There are no constitutional protections for freedom of speech and the press, but citizens and the media freely criticize the government without reprisal. Some laws restrict publication and dissemination of material that promotes or incites terrorist acts. The Australian Broadcasting Corporation operates national and local public television and radio stations. A second public station delivers multilingual radio and television broadcasts. There are three major commercial television networks and many commercial radio stations. Internet access and mobile telephone use are widespread and competitively priced.
Freedom of religion is respected, as is academic freedom, although mosques and Islamic schools are barred from disseminating anti-Australian messages.
The rights of assembly and association are not codified in law, but the government respects these rights in practice. Workers can organize and bargain collectively. The Fair Work Act of 2009 replaced the Workplace Relations Act (WRA) of the Howard administration. Labor groups disliked the WRA, alleging that it undermined collective bargaining.
The judiciary is independent, and prison conditions are generally good by international standards. Antiterrorism legislation enacted in 2005, with a 10-year sunset clause, includes police powers to detain suspects without charge, "shoot to kill" provisions, the criminalization of violence against the public and Australian troops overseas, and authorization for the limited use of soldiers to meet terrorist threats on domestic soil.
Aborigines, comprising about 12 percent of the population, are underrepresented at all levels of political leadership and lag far behind other groups in key social and economic development indicators. A national report published in July 2009 indicated that the gap between Aborigines and other Australians continues to widen. For Aborigines, life expectancy is 20 years shorter, the rate of unemployment is three times higher, homicide is seven times higher, child abuse is six times higher, and imprisonment is 13 times higher. There are also claims of routine mistreatment by police and prison officials.
Although women enjoy equal rights and freedoms and have attained greater parity in pay and promotion in public- and private-sector jobs, violence against women remains a serious problem, particularly within the Aboriginal population. In 2009, the first shelter for domestic abuse victims opened in the Northern Territory to help Aboriginal women. Homosexuals can serve in the military, and federal law grants legal residence to foreign same-sex partners of Australian citizens. However, federal laws do not bar discrimination based on sexual orientation. A 2004 amendment to the Federal Marriage Act defines marriage as a union between a man and a woman "to the exclusion of all others," and a local law in the Australian Capital Territory that granted formal recognition to same-sex partnerships was struck down in 2006.

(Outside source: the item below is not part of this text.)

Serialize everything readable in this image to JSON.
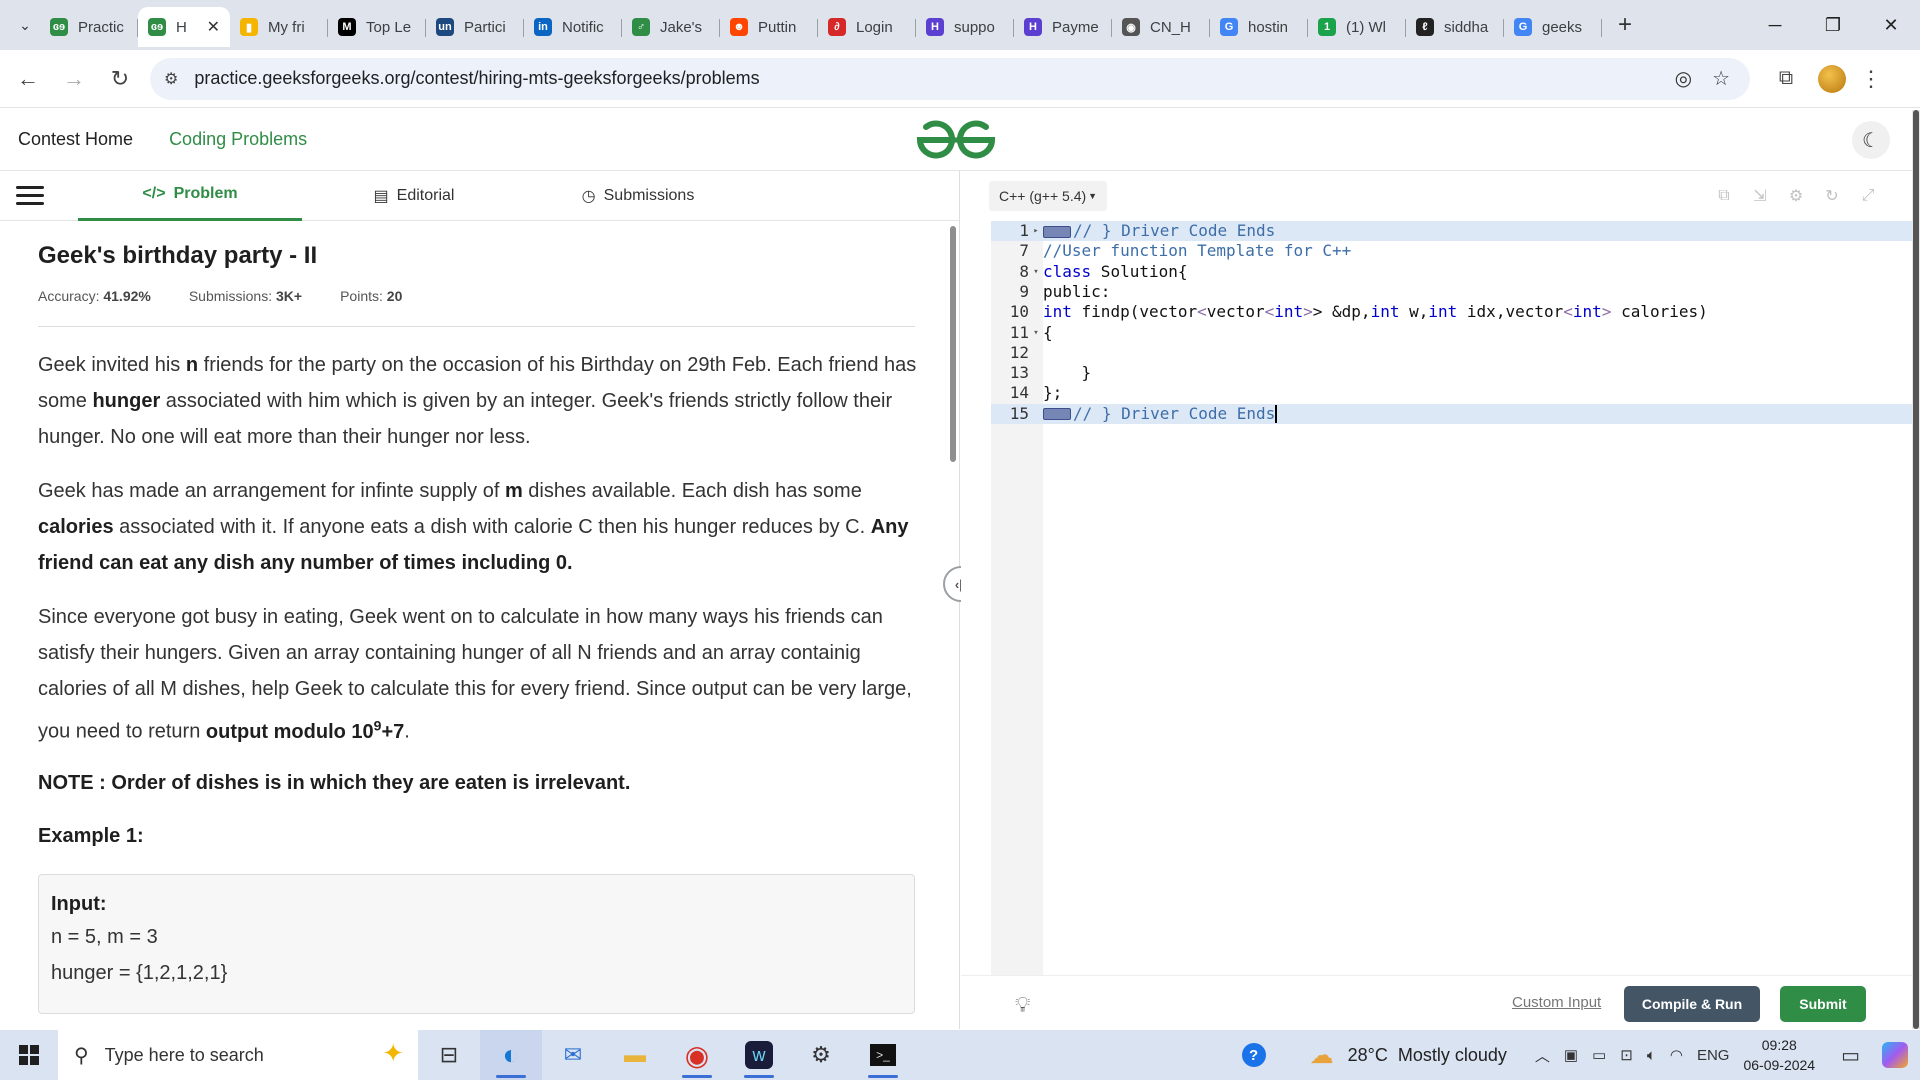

*Countries are ranked on a scale of 1-7, with 1 representing the highest level of freedom and 7 representing the lowest level of freedom.